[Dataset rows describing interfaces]
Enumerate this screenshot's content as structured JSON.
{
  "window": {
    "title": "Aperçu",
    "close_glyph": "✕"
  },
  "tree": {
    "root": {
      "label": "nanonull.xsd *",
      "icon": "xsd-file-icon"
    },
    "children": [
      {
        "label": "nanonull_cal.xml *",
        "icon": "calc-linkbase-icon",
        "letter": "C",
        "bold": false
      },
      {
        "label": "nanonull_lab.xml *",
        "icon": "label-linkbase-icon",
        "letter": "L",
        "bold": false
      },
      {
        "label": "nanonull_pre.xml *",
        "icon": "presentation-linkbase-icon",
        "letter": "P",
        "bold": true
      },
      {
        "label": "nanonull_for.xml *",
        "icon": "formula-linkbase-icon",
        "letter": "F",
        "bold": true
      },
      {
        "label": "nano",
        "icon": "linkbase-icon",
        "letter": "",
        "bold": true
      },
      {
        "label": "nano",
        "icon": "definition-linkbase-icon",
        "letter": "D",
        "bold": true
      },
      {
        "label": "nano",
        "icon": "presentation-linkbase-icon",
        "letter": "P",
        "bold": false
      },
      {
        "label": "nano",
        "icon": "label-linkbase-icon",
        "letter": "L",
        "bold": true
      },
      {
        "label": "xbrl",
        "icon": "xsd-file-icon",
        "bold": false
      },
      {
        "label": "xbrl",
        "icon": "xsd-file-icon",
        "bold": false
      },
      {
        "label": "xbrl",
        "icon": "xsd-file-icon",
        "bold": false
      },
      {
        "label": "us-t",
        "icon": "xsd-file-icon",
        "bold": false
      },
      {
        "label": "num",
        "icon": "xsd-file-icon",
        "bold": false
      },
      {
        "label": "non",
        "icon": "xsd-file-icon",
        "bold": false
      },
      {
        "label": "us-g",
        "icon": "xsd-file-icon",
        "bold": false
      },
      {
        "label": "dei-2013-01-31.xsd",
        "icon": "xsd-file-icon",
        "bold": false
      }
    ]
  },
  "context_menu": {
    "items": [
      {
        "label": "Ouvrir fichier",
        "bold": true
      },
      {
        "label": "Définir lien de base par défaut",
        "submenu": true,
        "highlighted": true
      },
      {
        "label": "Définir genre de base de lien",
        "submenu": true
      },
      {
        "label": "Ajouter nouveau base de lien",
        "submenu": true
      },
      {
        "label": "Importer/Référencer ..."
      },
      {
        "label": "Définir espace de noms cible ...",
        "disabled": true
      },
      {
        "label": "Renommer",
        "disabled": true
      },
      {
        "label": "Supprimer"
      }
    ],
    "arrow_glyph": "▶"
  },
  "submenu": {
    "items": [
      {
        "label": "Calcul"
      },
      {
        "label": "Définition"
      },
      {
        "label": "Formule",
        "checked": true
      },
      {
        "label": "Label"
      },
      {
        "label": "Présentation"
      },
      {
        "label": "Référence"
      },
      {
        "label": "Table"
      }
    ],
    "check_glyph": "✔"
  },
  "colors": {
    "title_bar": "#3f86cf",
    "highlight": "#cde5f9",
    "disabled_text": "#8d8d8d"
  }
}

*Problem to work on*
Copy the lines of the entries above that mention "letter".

*Solution to this exercise*
        "letter": "C",
        "letter": "L",
        "letter": "P",
        "letter": "F",
        "letter": "",
        "letter": "D",
        "letter": "P",
        "letter": "L",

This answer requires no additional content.